Only three of James Thompson’s 33 career bouts have gone the distance. | Photo: Dave Mandel/Sherdog.com
Bellator MMA kicks off its 2014 Summer Series on Friday, when the Viacom-owned organization holds Bellator 121 at Winstar World Casino in Thackerville, Okla.
The Spike TV-broadcast main card will feature two longtime staples of the fight game, the larger of which is James Thompson. The English heavyweight gained fame in Japan’s Pride Fighting Championships, based largely on his sheer size and willingness to throw caution to the wind and go for broke early. “The Colossus” was never the most skilled big man in the sport, but few possessed his type of action-figure physique and aggressiveness. It is not hard to see why he became popular, despite his pedestrian fight record.
As time went on, however, the novelty wore off. Whereas Thompson’s fights with men like Kazuyuki Fujita and Don Frye held legitimate intrigue, his bouts with the likes of Brett Rogers and Kevin “Kimbo Slice” Ferguson seemed designed to sacrifice Thompson’s name recognition at the altar of men who EliteXC hoped would become top-level talents and big-money draws. I think I will skip talking about Thompson’s cauliflower ear explosion on national television.
More recently, Thompson has competed internationally within India’s Super Fight League and Poland’s KSW. Though he has gone 4-0 with one no contest in his last five fights, his victories have come against the likes of Polish strongman Mariusz Pudzianowski, former World Wrestling Entertainment star Bobby Lashley and onetime Pride mascot Bob Sapp.
Although Bellator’s heavyweight division is still largely a work in progress, Thompson will no doubt face stiffer competition upon stepping into the promotion’s circular cage. Champion Vitaly Minakov is no joke, nor are several of the category’s best, like Alexander Volkov, Cheick Kongo and Blagoi Ivanov.

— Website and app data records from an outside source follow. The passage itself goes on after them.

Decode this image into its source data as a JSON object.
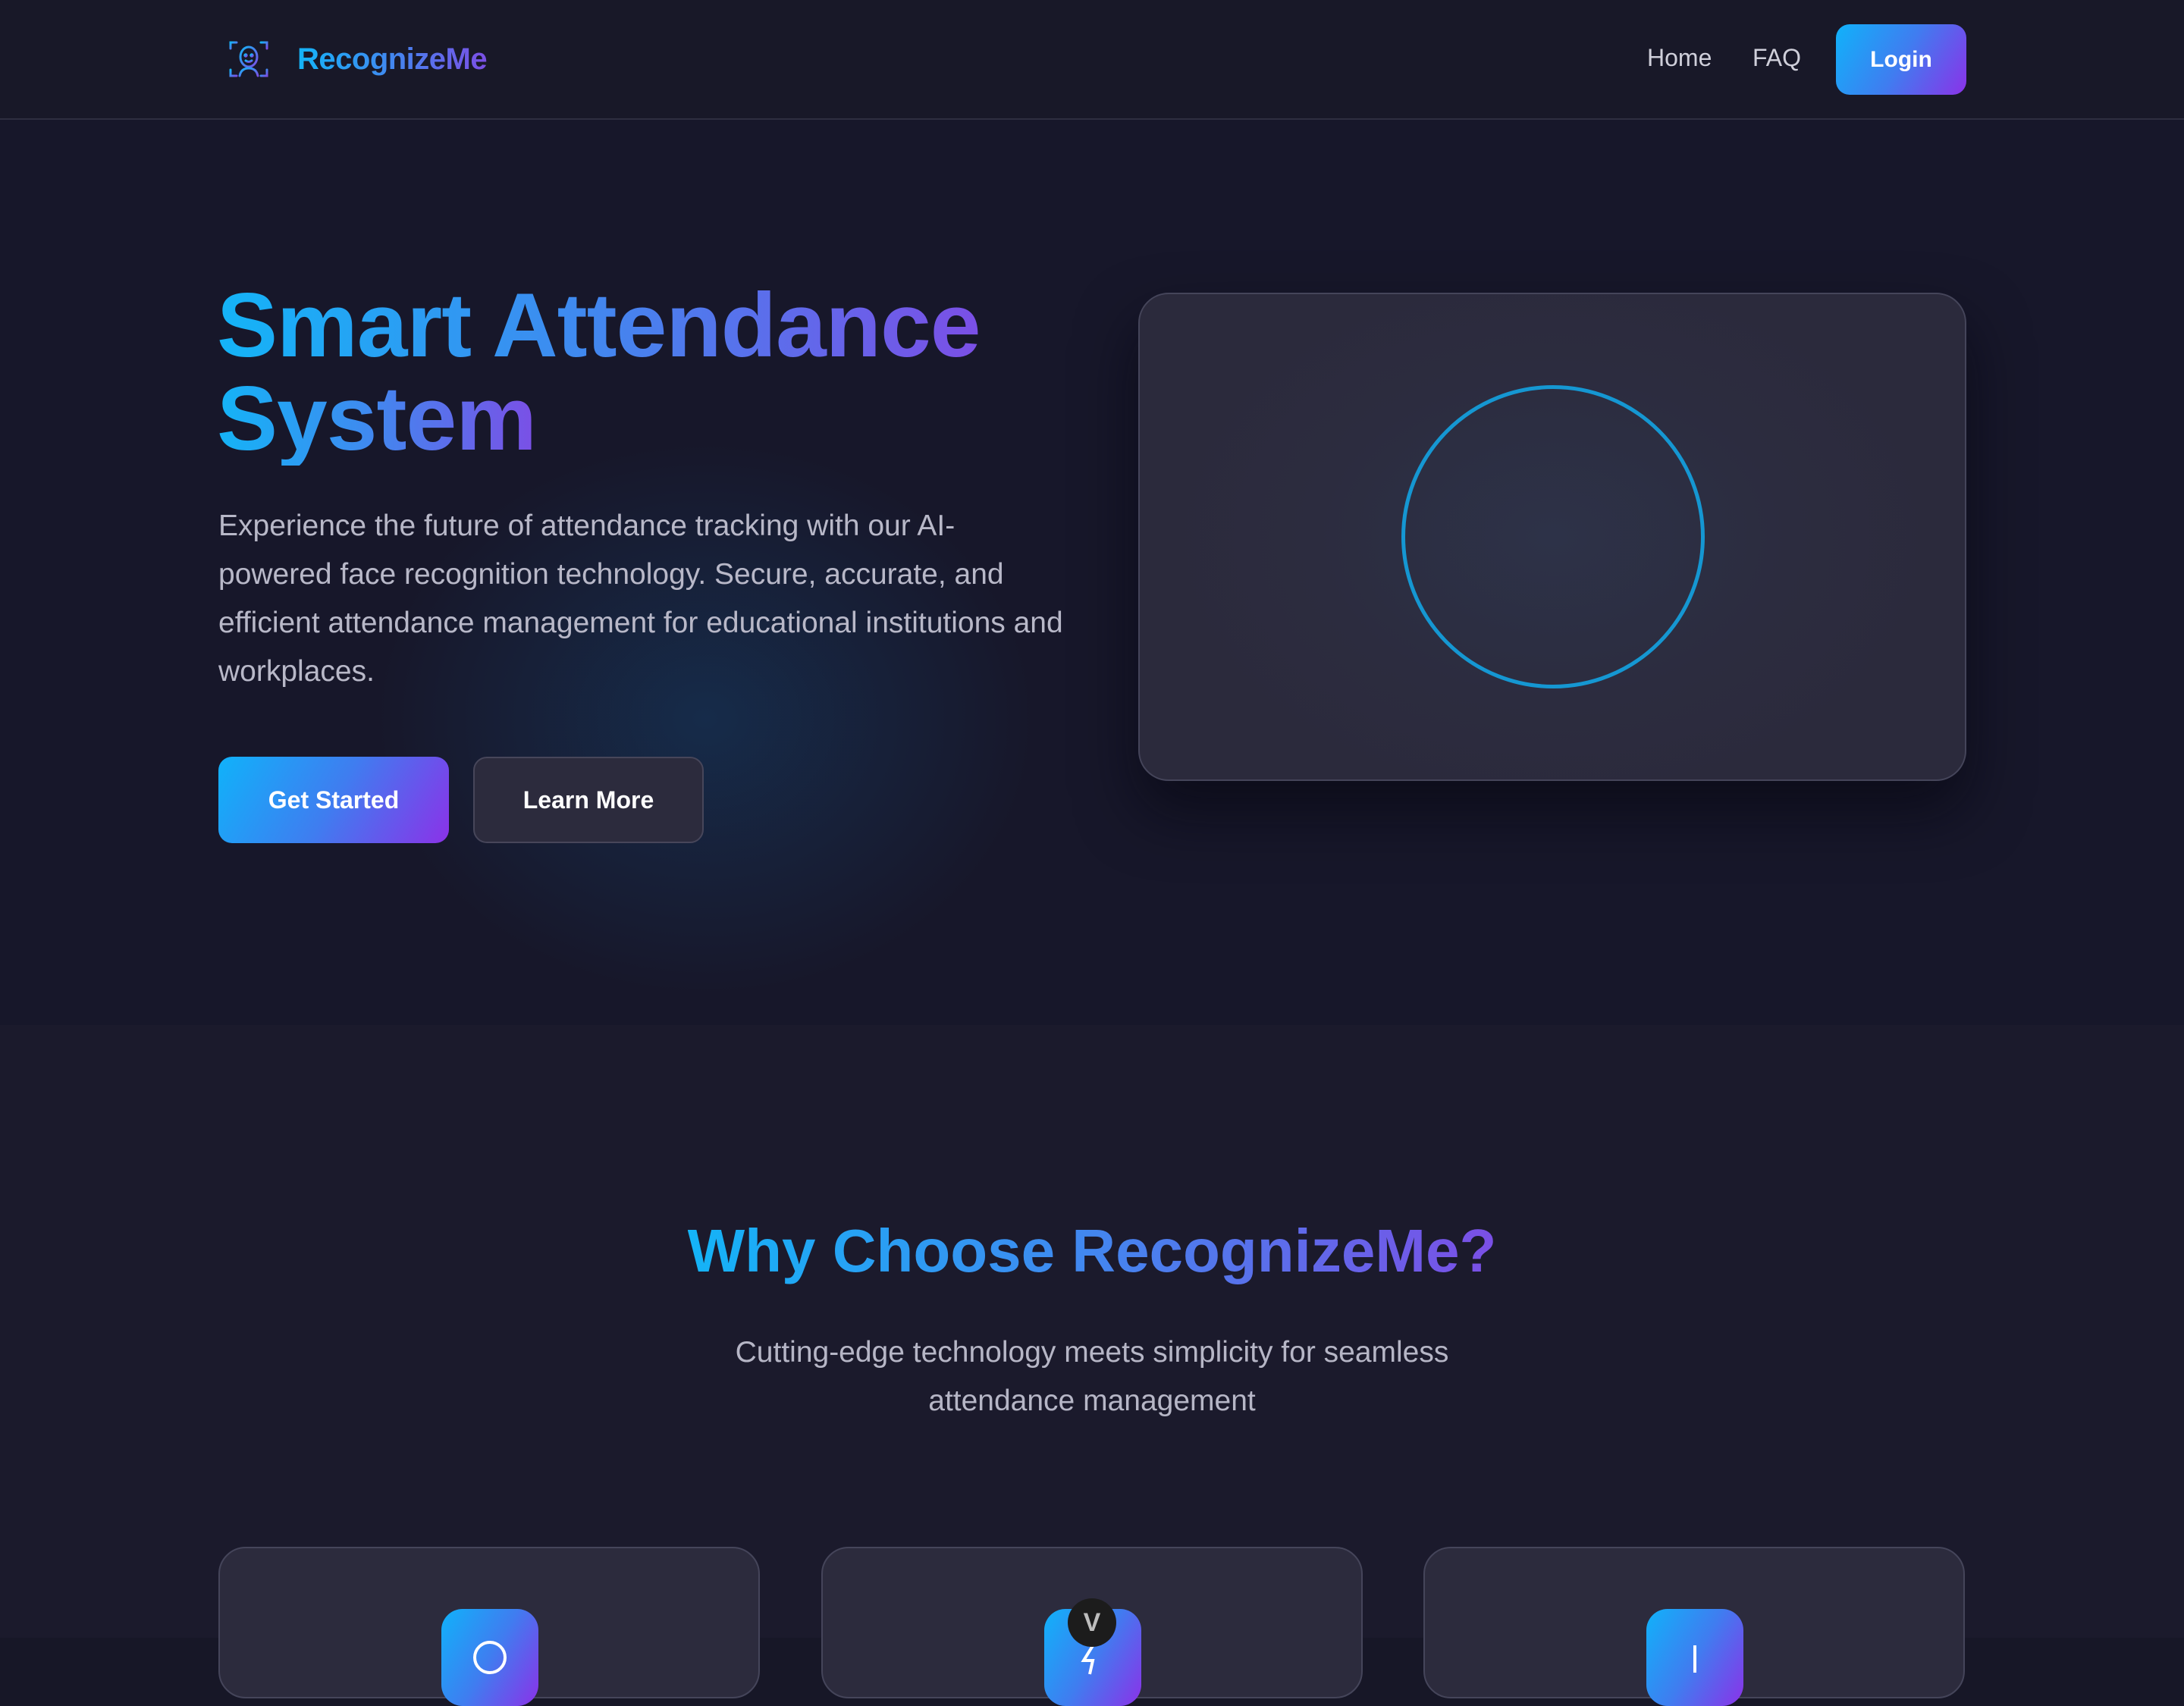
{
  "nav": {
    "brand": "RecognizeMe",
    "logo_icon": "face-scan-icon",
    "links": [
      {
        "label": "Home"
      },
      {
        "label": "FAQ"
      }
    ],
    "login_label": "Login"
  },
  "hero": {
    "title_line1": "Smart Attendance",
    "title_line2": "System",
    "description": "Experience the future of attendance tracking with our AI-powered face recognition technology. Secure, accurate, and efficient attendance management for educational institutions and workplaces.",
    "primary_cta": "Get Started",
    "secondary_cta": "Learn More",
    "visual_icon": "face-scan-ring-icon"
  },
  "features": {
    "title": "Why Choose RecognizeMe?",
    "subtitle": "Cutting-edge technology meets simplicity for seamless attendance management",
    "cards": [
      {
        "icon": "shield-icon"
      },
      {
        "icon": "lightning-icon"
      },
      {
        "icon": "check-icon"
      }
    ]
  },
  "floating_badge": {
    "icon": "chevron-down-icon",
    "label": "V"
  },
  "colors": {
    "accent_start": "#10b2fa",
    "accent_mid": "#3f7df0",
    "accent_end": "#8b32e8",
    "background": "#171727",
    "card": "#2c2b3d",
    "ring": "#1597d2"
  }
}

Before Thompson receives a crack at any of those men, however, he must first contend with former title challenger Eric Prindle. How Thompson handles his promotional debut is only one thing to keep an eye on at Bellator 121. Here is what else to watch for at the event:
Prindle has a limited skill set, but there is no doubt that this man is dangerous if you stand in punching range.
“The American Soldier” has seen his ups and downs as a member of the Bellator roster, posting three victories to begin his promotional run before coming up short against then-champion Cole Konrad. Then there was his pair of bizarre matches with Thiago Santos in which each man was disqualified once for kicking the other in the groin. More recently, Prindle has lost back-to-back fights, first dropping a unanimous decision to former K-1 kickboxing standout Peter Graham and then suffering a third-round knockout at the hands of Javy Ayala in March.
This meeting with Thompson could be an excellent opportunity for Prindle to reassert himself as a viable Bellator heavyweight, but the odds will be stacked against him if the Englishman can swarm him and take him down. Can Prindle catch “The Colossus” with one of those huge fists as the Brit closes the distance?
‘SOK’ IT TO ME
Like Prindle and Thompson, Rameau Thierry Sokoudjou has been given another chance to prove himself.
The hard-hitting judoka is talented, no doubt, but he has struggled to find the consistency required to make it at an elite level in this sport. I remember watching his breakout performances in Pride. Back then, knocking out Ricardo Arona and Antonio Rogerio Nogueira in back-to-back fights was cause for great jubilation and, of course, incited speculation about just how high “The African Assassin” could climb.
As it turned out, it was not very high.
This is not to say that Sokoudjou does not own some quality wins outside of the Arona and Nogueira demolitions, but the only one worth mentioning in the last five years is a 2011 stoppage of KSW champion Jan Blachowicz. Sokoudjou was also knocked out in his most recent pair of fights, falling twice on Russian soil last year.
Now, Sokoudjou has the opportunity to show American audiences that he can still compete at a relatively high level. Bellator’s light heavyweight division has taken large strides in the last year, and big-name fights could await the Team Quest rep if he can string together a couple of wins. I have a feeling that several questions surrounding Sokoudjou’s prospects could be answered when he meets 17-fight pro Terry Davinney.
Liam McGeary has already punched his ticket to the Summer Series light heavyweight semifinals. Which of the remaining six men in the bracket will join him?
This field is filled with promising additions to the light heavyweight ranks, including unbeatens Luiz Philipe Lins and James Austin Heidlage, who will lock horns live on Spike TV. Joining them in the quarterfinal round will be Lithuanian veteran Egidijus Valavicius and Ultimate Fighting Championship alum Rodney Wallace, who will take on Carlos Eduardo and Kelly Anundson, respectively.
As previously mentioned, Bellator has made efforts to improve its light heavyweight division, meaning that while there is certainly room for up-and-coming talent or seasoned veterans to make a mark, that process should prove to be considerably more difficult than it was two or three years ago.
Which of these 205-pounders will move on in the tournament and take another step toward earning a title shot?